### Problem to work on
Search the listing below for the word "rate" and copy each line that holds it.

**** Recorded information ****

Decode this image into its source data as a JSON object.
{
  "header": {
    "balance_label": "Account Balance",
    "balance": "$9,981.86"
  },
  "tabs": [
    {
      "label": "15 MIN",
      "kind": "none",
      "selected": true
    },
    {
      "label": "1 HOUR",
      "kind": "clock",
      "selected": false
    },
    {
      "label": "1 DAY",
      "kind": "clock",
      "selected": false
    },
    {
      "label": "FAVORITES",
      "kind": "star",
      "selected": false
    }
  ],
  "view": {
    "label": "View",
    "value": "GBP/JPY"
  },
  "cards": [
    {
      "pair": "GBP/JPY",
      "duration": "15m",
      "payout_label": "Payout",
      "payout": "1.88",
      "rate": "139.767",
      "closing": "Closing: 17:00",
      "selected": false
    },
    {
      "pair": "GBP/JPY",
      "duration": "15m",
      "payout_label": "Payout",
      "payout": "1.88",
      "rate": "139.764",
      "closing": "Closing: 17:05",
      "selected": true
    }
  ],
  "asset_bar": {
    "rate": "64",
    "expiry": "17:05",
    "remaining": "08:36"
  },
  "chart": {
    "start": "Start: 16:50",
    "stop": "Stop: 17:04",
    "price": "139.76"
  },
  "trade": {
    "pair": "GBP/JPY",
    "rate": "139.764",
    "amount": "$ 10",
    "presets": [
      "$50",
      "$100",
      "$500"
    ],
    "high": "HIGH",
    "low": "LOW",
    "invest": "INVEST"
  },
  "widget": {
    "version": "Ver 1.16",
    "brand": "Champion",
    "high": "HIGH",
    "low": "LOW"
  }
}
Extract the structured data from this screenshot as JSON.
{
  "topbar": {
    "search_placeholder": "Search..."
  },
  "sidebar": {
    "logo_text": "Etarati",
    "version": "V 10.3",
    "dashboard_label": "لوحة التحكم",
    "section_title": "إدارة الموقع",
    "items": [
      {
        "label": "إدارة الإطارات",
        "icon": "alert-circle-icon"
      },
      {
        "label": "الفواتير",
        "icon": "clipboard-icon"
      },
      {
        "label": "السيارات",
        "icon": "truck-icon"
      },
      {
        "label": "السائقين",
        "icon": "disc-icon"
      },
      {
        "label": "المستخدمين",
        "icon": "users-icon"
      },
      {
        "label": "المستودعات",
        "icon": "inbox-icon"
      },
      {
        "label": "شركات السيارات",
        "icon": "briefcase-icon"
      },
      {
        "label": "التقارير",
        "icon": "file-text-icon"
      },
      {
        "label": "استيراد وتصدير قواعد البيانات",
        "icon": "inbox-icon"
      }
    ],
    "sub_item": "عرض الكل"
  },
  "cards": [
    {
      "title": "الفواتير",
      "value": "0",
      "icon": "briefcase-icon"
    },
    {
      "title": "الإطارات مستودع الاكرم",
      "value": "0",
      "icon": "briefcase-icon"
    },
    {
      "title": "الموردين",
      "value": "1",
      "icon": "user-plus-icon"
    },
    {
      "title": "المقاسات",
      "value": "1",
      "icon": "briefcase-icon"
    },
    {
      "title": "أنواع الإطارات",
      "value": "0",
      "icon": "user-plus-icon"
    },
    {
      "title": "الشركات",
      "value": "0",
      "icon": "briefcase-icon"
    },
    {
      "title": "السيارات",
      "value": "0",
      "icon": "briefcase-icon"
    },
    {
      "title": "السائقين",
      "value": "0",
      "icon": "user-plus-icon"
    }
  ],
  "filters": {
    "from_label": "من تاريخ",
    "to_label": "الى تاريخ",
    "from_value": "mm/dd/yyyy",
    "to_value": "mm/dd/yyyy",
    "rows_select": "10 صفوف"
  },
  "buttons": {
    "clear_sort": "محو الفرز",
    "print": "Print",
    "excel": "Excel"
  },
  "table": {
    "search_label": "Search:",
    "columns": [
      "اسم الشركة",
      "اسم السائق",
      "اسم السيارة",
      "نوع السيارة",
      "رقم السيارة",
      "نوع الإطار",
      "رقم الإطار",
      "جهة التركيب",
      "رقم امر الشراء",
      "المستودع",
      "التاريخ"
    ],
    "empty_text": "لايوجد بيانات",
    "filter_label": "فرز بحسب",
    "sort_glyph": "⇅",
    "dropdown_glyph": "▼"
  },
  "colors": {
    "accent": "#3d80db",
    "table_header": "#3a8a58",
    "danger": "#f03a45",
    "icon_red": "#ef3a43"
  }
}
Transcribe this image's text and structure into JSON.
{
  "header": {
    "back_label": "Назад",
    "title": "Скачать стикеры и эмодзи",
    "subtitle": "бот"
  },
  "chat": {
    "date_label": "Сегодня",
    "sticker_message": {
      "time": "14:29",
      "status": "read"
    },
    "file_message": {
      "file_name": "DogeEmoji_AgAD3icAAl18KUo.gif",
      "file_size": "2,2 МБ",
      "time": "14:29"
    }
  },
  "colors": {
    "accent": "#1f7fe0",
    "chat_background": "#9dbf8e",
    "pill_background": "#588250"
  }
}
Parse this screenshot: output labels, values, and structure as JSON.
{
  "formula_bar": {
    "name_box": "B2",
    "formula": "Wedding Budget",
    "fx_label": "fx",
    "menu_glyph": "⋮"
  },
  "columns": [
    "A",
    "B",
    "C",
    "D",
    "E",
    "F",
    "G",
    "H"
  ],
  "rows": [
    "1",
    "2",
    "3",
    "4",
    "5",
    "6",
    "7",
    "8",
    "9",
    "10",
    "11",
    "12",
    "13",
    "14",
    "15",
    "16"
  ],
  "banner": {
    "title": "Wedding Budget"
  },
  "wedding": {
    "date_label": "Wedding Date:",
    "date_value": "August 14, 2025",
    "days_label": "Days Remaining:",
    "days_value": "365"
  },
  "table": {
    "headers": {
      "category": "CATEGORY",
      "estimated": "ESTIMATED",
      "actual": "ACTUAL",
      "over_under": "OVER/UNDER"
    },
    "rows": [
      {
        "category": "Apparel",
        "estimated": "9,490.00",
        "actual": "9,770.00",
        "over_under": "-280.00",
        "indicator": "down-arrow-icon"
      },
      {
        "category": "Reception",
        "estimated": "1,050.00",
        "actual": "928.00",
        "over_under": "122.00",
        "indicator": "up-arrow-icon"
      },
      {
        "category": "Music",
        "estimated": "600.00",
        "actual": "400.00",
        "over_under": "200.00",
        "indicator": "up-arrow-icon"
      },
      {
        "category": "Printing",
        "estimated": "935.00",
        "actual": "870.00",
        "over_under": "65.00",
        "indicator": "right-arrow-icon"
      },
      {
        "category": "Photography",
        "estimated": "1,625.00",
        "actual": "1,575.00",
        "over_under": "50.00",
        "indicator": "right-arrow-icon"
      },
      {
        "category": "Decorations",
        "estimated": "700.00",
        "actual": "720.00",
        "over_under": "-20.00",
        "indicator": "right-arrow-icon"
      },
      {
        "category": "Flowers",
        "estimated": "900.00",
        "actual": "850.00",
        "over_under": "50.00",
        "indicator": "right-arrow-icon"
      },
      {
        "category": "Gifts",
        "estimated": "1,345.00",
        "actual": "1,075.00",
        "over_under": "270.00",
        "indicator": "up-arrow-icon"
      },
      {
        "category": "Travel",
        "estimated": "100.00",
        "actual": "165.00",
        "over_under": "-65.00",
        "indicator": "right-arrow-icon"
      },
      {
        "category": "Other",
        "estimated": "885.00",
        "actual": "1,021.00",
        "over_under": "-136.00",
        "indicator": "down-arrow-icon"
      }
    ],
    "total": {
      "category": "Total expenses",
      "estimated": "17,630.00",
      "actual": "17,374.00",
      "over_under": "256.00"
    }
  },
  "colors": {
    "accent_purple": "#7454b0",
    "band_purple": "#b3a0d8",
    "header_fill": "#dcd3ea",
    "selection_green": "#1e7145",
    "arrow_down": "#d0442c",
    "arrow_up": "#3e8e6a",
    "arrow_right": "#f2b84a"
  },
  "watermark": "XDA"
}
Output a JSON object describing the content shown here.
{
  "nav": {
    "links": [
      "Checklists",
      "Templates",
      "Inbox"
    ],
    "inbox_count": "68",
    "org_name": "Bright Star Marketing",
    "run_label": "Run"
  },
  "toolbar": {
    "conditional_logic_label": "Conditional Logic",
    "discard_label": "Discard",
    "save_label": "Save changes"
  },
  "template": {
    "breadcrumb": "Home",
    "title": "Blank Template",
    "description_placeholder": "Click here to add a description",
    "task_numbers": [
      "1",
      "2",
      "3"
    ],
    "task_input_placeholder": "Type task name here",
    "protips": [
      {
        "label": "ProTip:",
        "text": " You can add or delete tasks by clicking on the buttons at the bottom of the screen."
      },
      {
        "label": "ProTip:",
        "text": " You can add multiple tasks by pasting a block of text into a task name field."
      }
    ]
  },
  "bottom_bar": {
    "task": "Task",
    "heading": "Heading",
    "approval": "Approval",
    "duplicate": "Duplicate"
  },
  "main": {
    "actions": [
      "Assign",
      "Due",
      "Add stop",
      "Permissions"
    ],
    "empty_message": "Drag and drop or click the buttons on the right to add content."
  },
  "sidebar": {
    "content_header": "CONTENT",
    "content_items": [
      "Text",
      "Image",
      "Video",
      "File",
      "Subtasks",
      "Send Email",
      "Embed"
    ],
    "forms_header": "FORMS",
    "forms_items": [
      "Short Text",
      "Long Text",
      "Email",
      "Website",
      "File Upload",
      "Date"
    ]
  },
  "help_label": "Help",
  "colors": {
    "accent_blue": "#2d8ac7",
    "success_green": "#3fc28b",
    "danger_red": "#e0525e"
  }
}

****

### Finished task
      "rate": "139.767",
      "rate": "139.764",
    "rate": "64",
    "rate": "139.764",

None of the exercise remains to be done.